"Stupid car" it`s run down the hill on it`s own. - glowplug
Some Vauxhalls do/did have a handbrake fault. Watchdog featured it over several weeks, basically you could put the handbrake on but the ratchet didn't necessarily drop into the 'groove' and could sit on top of the teeth then at some later stage it just let go.

Xantia's did have the fault which was 'cured' by removing the first few teeth of the ratchet so the handbrake has to be more 'engaged' before the ratchet will hold it. As noted it was due to the discs cooling and contracting.

My C5 rolled down the drive once due to the same problem. Usually I park in gear but on arriving home I was listening to the radio so sat with the engine on whilst listening so I didn't leave the car in gear. Fortunately there was no damage to anything but now I'm meticulous about checking the handbrake and pointing the wheels into the curb.
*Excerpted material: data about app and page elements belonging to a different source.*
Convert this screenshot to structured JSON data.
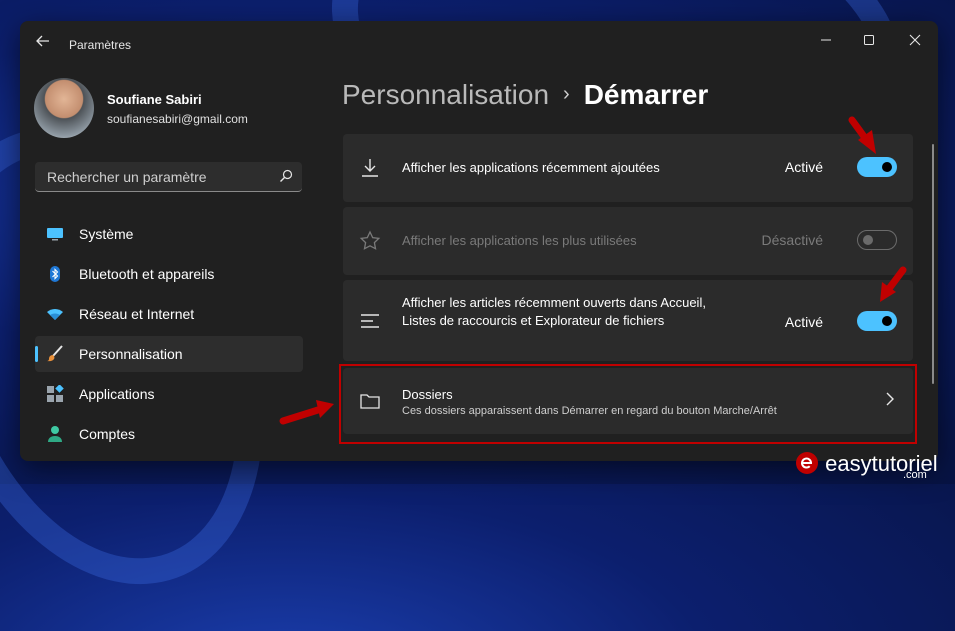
{
  "window": {
    "title": "Paramètres"
  },
  "user": {
    "name": "Soufiane Sabiri",
    "email": "soufianesabiri@gmail.com"
  },
  "search": {
    "placeholder": "Rechercher un paramètre"
  },
  "sidebar": {
    "items": [
      {
        "label": "Système",
        "icon": "monitor-icon"
      },
      {
        "label": "Bluetooth et appareils",
        "icon": "bluetooth-icon"
      },
      {
        "label": "Réseau et Internet",
        "icon": "wifi-icon"
      },
      {
        "label": "Personnalisation",
        "icon": "brush-icon",
        "active": true
      },
      {
        "label": "Applications",
        "icon": "apps-icon"
      },
      {
        "label": "Comptes",
        "icon": "person-icon"
      }
    ]
  },
  "breadcrumb": {
    "parent": "Personnalisation",
    "separator": "›",
    "current": "Démarrer"
  },
  "settings": {
    "recent_apps": {
      "label": "Afficher les applications récemment ajoutées",
      "state": "Activé",
      "on": true
    },
    "most_used": {
      "label": "Afficher les applications les plus utilisées",
      "state": "Désactivé",
      "on": false
    },
    "recent_items": {
      "label": "Afficher les articles récemment ouverts dans Accueil, Listes de raccourcis et Explorateur de fichiers",
      "state": "Activé",
      "on": true
    },
    "folders": {
      "label": "Dossiers",
      "description": "Ces dossiers apparaissent dans Démarrer en regard du bouton Marche/Arrêt"
    }
  },
  "colors": {
    "accent": "#4cc2ff",
    "annotation": "#c00000"
  },
  "watermark": {
    "brand": "easytutoriel",
    "tld": ".com"
  }
}
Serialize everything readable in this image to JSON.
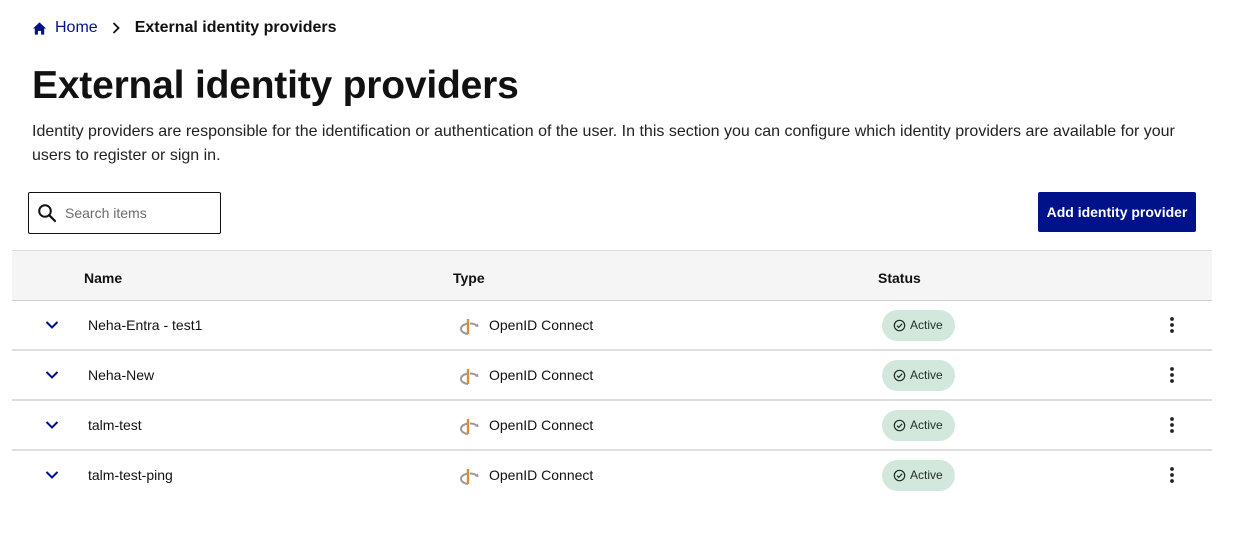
{
  "breadcrumb": {
    "home_label": "Home",
    "current_label": "External identity providers"
  },
  "page": {
    "title": "External identity providers",
    "description": "Identity providers are responsible for the identification or authentication of the user. In this section you can configure which identity providers are available for your users to register or sign in."
  },
  "search": {
    "placeholder": "Search items",
    "value": ""
  },
  "actions": {
    "add_label": "Add identity provider"
  },
  "table": {
    "columns": {
      "name": "Name",
      "type": "Type",
      "status": "Status"
    },
    "rows": [
      {
        "name": "Neha-Entra - test1",
        "type": "OpenID Connect",
        "status": "Active"
      },
      {
        "name": "Neha-New",
        "type": "OpenID Connect",
        "status": "Active"
      },
      {
        "name": "talm-test",
        "type": "OpenID Connect",
        "status": "Active"
      },
      {
        "name": "talm-test-ping",
        "type": "OpenID Connect",
        "status": "Active"
      }
    ]
  },
  "icons": {
    "home": "home-icon",
    "breadcrumb_separator": "chevron-right-icon",
    "search": "search-icon",
    "expand": "chevron-down-icon",
    "provider_type": "openid-icon",
    "status": "check-circle-icon",
    "row_menu": "more-vertical-icon"
  },
  "colors": {
    "primary": "#00128a",
    "status_active_bg": "#d3e8dc",
    "openid_orange": "#e38b2c",
    "openid_gray": "#9a9a9a"
  }
}
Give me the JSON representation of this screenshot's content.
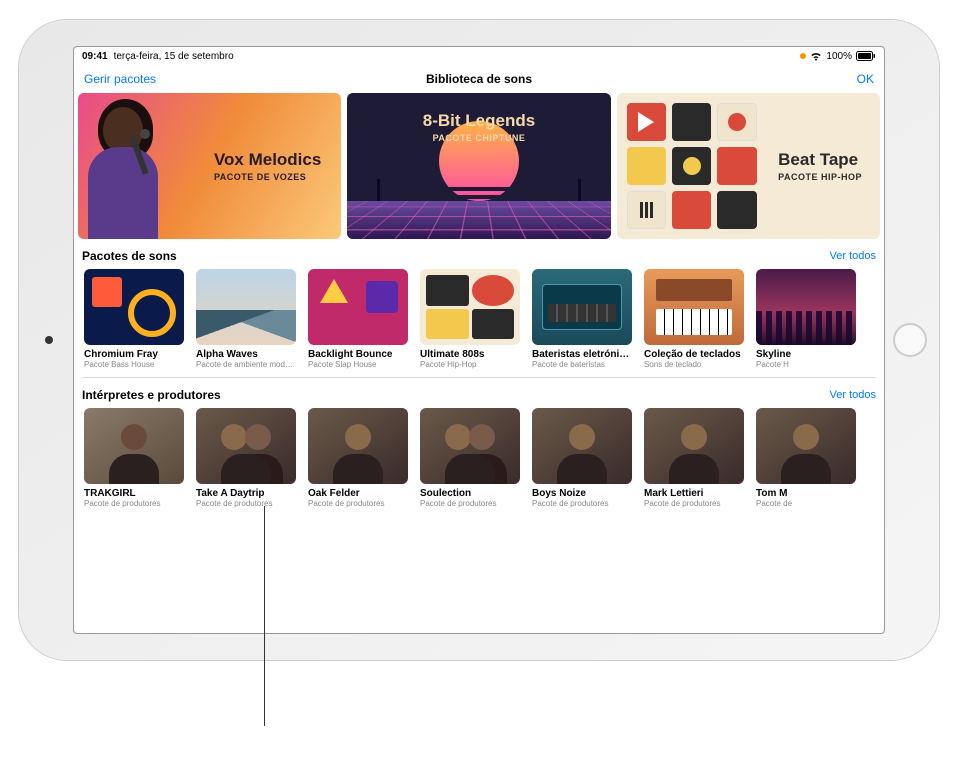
{
  "status": {
    "time": "09:41",
    "date": "terça-feira, 15 de setembro",
    "battery_pct": "100%"
  },
  "nav": {
    "left": "Gerir pacotes",
    "title": "Biblioteca de sons",
    "right": "OK"
  },
  "featured": [
    {
      "title": "Vox Melodics",
      "subtitle": "PACOTE DE VOZES"
    },
    {
      "title": "8-Bit Legends",
      "subtitle": "PACOTE CHIPTUNE"
    },
    {
      "title": "Beat Tape",
      "subtitle": "PACOTE HIP-HOP"
    }
  ],
  "sections": {
    "packs": {
      "header": "Pacotes de sons",
      "see_all": "Ver todos",
      "items": [
        {
          "title": "Chromium Fray",
          "subtitle": "Pacote Bass House"
        },
        {
          "title": "Alpha Waves",
          "subtitle": "Pacote de ambiente moderno"
        },
        {
          "title": "Backlight Bounce",
          "subtitle": "Pacote Slap House"
        },
        {
          "title": "Ultimate 808s",
          "subtitle": "Pacote Hip-Hop"
        },
        {
          "title": "Bateristas eletrónicos",
          "subtitle": "Pacote de bateristas"
        },
        {
          "title": "Coleção de teclados",
          "subtitle": "Sons de teclado"
        },
        {
          "title": "Skyline",
          "subtitle": "Pacote H"
        }
      ]
    },
    "artists": {
      "header": "Intérpretes e produtores",
      "see_all": "Ver todos",
      "items": [
        {
          "title": "TRAKGIRL",
          "subtitle": "Pacote de produtores"
        },
        {
          "title": "Take A Daytrip",
          "subtitle": "Pacote de produtores"
        },
        {
          "title": "Oak Felder",
          "subtitle": "Pacote de produtores"
        },
        {
          "title": "Soulection",
          "subtitle": "Pacote de produtores"
        },
        {
          "title": "Boys Noize",
          "subtitle": "Pacote de produtores"
        },
        {
          "title": "Mark Lettieri",
          "subtitle": "Pacote de produtores"
        },
        {
          "title": "Tom M",
          "subtitle": "Pacote de"
        }
      ]
    }
  }
}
Most obviously my fault even though the handbrake was on.

Steve.
"Stupid car" it`s run down the hill on it`s own. - Mookfish
Nothing wrong with a 2 to 4; 3 to 5 and any other
variation suitable to engine and road speed.
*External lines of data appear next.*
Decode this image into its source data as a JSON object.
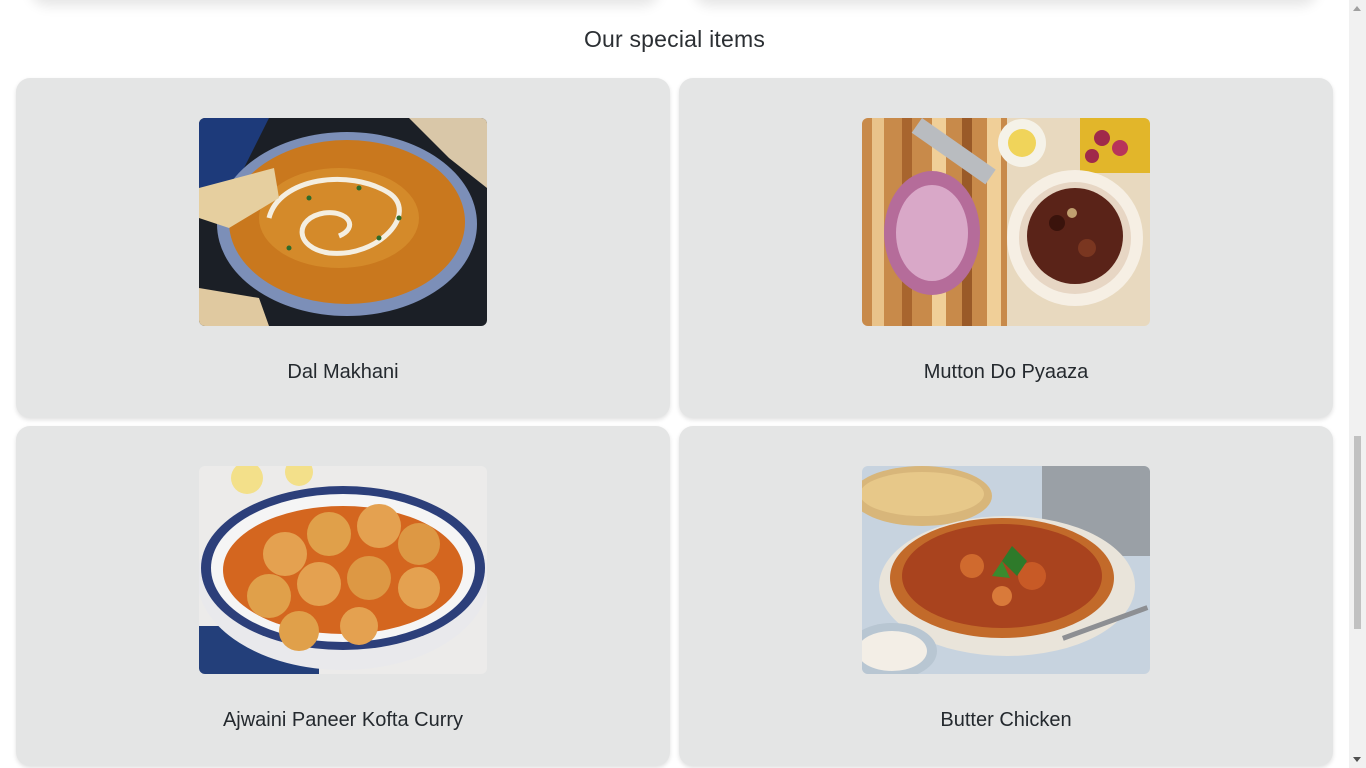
{
  "section": {
    "title": "Our special items"
  },
  "items": [
    {
      "name": "Dal Makhani",
      "image_icon": "dal-makhani-photo"
    },
    {
      "name": "Mutton Do Pyaaza",
      "image_icon": "mutton-do-pyaaza-photo"
    },
    {
      "name": "Ajwaini Paneer Kofta Curry",
      "image_icon": "paneer-kofta-photo"
    },
    {
      "name": "Butter Chicken",
      "image_icon": "butter-chicken-photo"
    }
  ],
  "colors": {
    "card_background": "#e4e5e5",
    "title_text": "#2b2f33",
    "card_text": "#24292e"
  }
}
Agree with you except to be careful where reverse is. Some ford boxes have reverse in the "sixth gear" position, there is some sort of mechanism that stops you going straight from 5th to reverse, but if you try going from 2nd to 4th and go too far you could go into reverse.
"Stupid car" it`s run down the hill on its own. - Andrew-T
An old Bedford petrol coach with no syncromesh on any gear ...


Went for a spin on the Yellow Duck round Liverpool on Wednesday. For the uninitiated, that is a wartime GM amphibious vehicle - this one allegedly built in 1942 and took part in the D-day landings. Anyway it was amusing seeing how many seconds were required between gears (I think there were 4 but may have been only 3).
"Stupid car" it`s run down the hill on its own. - Hamsafar
My next door neighbours rolled down the drive and into the dual carriageway some 10 days ago. I could hear beeping and looked out of the upstairs window, and I wondered why he was stopped across the lanes and then realised there was no-one in it. It took a few seconds to make sense of the view. Eventually a bus driver got out and wet to the house and he sheepishly returned it to the drive. It could have caused a terrible accident.
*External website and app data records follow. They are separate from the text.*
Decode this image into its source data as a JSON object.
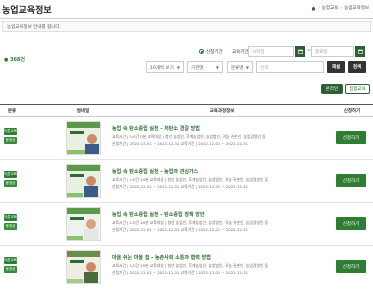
{
  "header": {
    "title": "농업교육정보",
    "breadcrumb": [
      "농업교육",
      "농업교육정보"
    ]
  },
  "intro": "농업교육정보 안내를 합니다.",
  "filters": {
    "radio_apply_period": "신청기간",
    "radio_edu_period": "교육기간",
    "start_placeholder": "시작일",
    "end_placeholder": "종료일",
    "tilde": "~",
    "total_count": "368건",
    "select_1": "10개씩 보기",
    "select_2": "기관명",
    "select_3": "분류명",
    "search_placeholder": "검색",
    "reset_label": "재설",
    "search_label": "검색"
  },
  "view_tabs": {
    "online": "온라인",
    "offline": "집합교육"
  },
  "table": {
    "headers": {
      "category": "분류",
      "thumbnail": "썸네일",
      "info": "교육과정정보",
      "apply": "신청하기"
    },
    "rows": [
      {
        "badge1": "이론교육",
        "badge2": "동영상",
        "title": "농업 속 탄소중립 실천 - 저탄소 경갈 방법",
        "meta1": "교육시간 | 1시간 0분   교육대상 | 청년 농업인, 후계농업인, 농업법인, 귀농·귀촌인, 농업경영인 등",
        "meta2": "신청기간 | 2022-12-01 ~ 2022-12-31   교육기간 | 2022-12-01 ~ 2022-12-31",
        "apply": "신청하기"
      },
      {
        "badge1": "이론교육",
        "badge2": "동영상",
        "title": "농업 속 탄소중립 실천 - 농업과 관심가스",
        "meta1": "교육시간 | 1시간 10분   교육대상 | 청년 농업인, 후계농업인, 농업법인, 귀농·귀촌인, 농업경영인 등",
        "meta2": "신청기간 | 2022-12-01 ~ 2022-12-31   교육기간 | 2022-12-01 ~ 2022-12-31",
        "apply": "신청하기"
      },
      {
        "badge1": "이론교육",
        "badge2": "동영상",
        "title": "농업 속 탄소중립 실천 - 탄소중립 정책 방안",
        "meta1": "교육시간 | 1시간 40분   교육대상 | 청년 농업인, 후계농업인, 농업법인, 귀농·귀촌인, 농업경영인 등",
        "meta2": "신청기간 | 2022-12-01 ~ 2022-12-31   교육기간 | 2022-12-01 ~ 2022-12-31",
        "apply": "신청하기"
      },
      {
        "badge1": "이론교육",
        "badge2": "동영상",
        "title": "마을 쉬는 마을 집 - 농촌사회 소통과 협력 방법",
        "meta1": "교육시간 | 1시간 55분   교육대상 | 청년 농업인, 후계농업인, 농업법인, 귀농·귀촌인, 농업경영인 등",
        "meta2": "신청기간 | 2022-12-01 ~ 2022-12-31   교육기간 | 2022-12-01 ~ 2022-12-31",
        "apply": "신청하기"
      }
    ]
  },
  "colors": {
    "brand_green": "#2e7d32",
    "dark_green": "#2e5e33",
    "title_green": "#2e6b33"
  }
}
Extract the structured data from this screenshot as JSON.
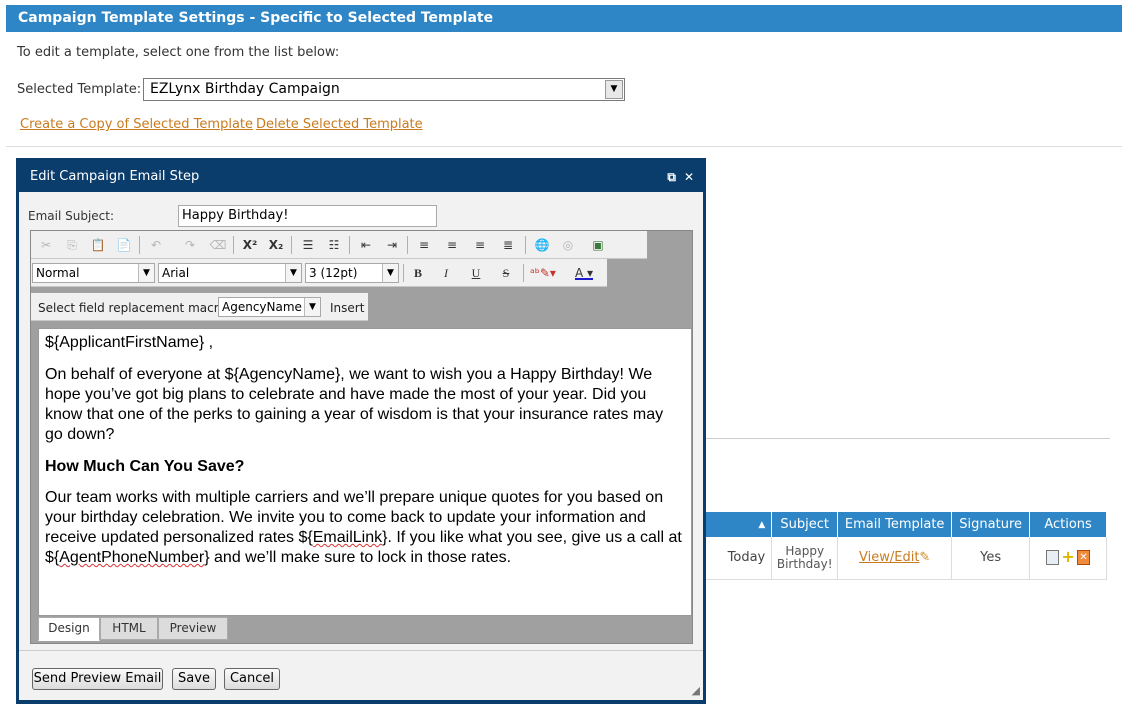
{
  "header": {
    "title": "Campaign Template Settings - Specific to Selected Template"
  },
  "intro": "To edit a template, select one from the list below:",
  "template": {
    "label": "Selected Template:",
    "selected": "EZLynx Birthday Campaign",
    "copy_link": "Create a Copy of Selected Template",
    "delete_link": "Delete Selected Template"
  },
  "table": {
    "headers": [
      "▲",
      "Subject",
      "Email Template",
      "Signature",
      "Actions"
    ],
    "row": {
      "date": "Today",
      "subject_line1": "Happy",
      "subject_line2": "Birthday!",
      "template_link": "View/Edit",
      "signature": "Yes"
    }
  },
  "modal": {
    "title": "Edit Campaign Email Step",
    "subject_label": "Email Subject:",
    "subject_value": "Happy Birthday!",
    "format_value": "Normal",
    "font_value": "Arial",
    "size_value": "3 (12pt)",
    "macro_label": "Select field replacement macro:",
    "macro_value": "AgencyName",
    "macro_insert": "Insert",
    "content": {
      "greeting": "${ApplicantFirstName} ,",
      "para1": "On behalf of everyone at ${AgencyName}, we want to wish you a Happy Birthday!  We hope you’ve got big plans to celebrate and have made the most of your year.  Did you know that one of the perks to gaining a year of wisdom is that your insurance rates may go down?",
      "heading": "How Much Can You Save?",
      "para2_a": "Our team works with multiple carriers and we’ll prepare unique quotes for you based on your birthday celebration.  We invite you to come back to update your information and receive updated personalized rates ${",
      "para2_link1": "EmailLink",
      "para2_b": "}.   If you like what you see, give us a call at ${",
      "para2_link2": "AgentPhoneNumber",
      "para2_c": "} and we’ll make sure to lock in those rates."
    },
    "tabs": [
      "Design",
      "HTML",
      "Preview"
    ],
    "buttons": {
      "send_preview": "Send Preview Email",
      "save": "Save",
      "cancel": "Cancel"
    }
  },
  "colors": {
    "header_blue": "#2f86c6",
    "modal_navy": "#0b3d6c",
    "link_orange": "#c97b1f"
  }
}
I bet it tells you to put the car in gear in the manual, but most people don't read them. maybe there should be an interlock before you can remove the key, like most/all automatics need to be in P to remove key, or to start the engine.

Edited by Hamsafar on 26/06/2009 at 15:59

"Stupid car" it`s run down the hill on it`s own. - Victorbox
Didn't Vauxhalls have a fault whereby the handbrake let go and cars were rolling off
down slopes. I always leave mine in gear even when it's on the flat.


Only Vectra C's I believe.
"Stupid car" it`s run down the hill on it`s own. - Pat L
There was a thread on this here in discussion a week or so ago, and those who STILL don't leave a car parked in gear should read this thread on technical:

www.honestjohn.co.uk/forum/post/index.htm?f=4&t=67...7

I honestly can't understand why people rely on a parking brake alone!
"Stupid car" it`s run down the hill on it`s own. - Dynamic Dave
Only Vectra C's I believe.


Yep. tinyurl.com/ce7nu5 (link points to Vosa's recall website)
"Stupid car" it`s run down the hill on it`s own. - gordonbennet
It's a bit of a game leaving some of the automated manuals in gear, it's so natural to put them in neutral before turning off, those creatures not normally having a 'park' feature.

They often come with a nice electric handbrake too.....oh joy..;)

 

Value my car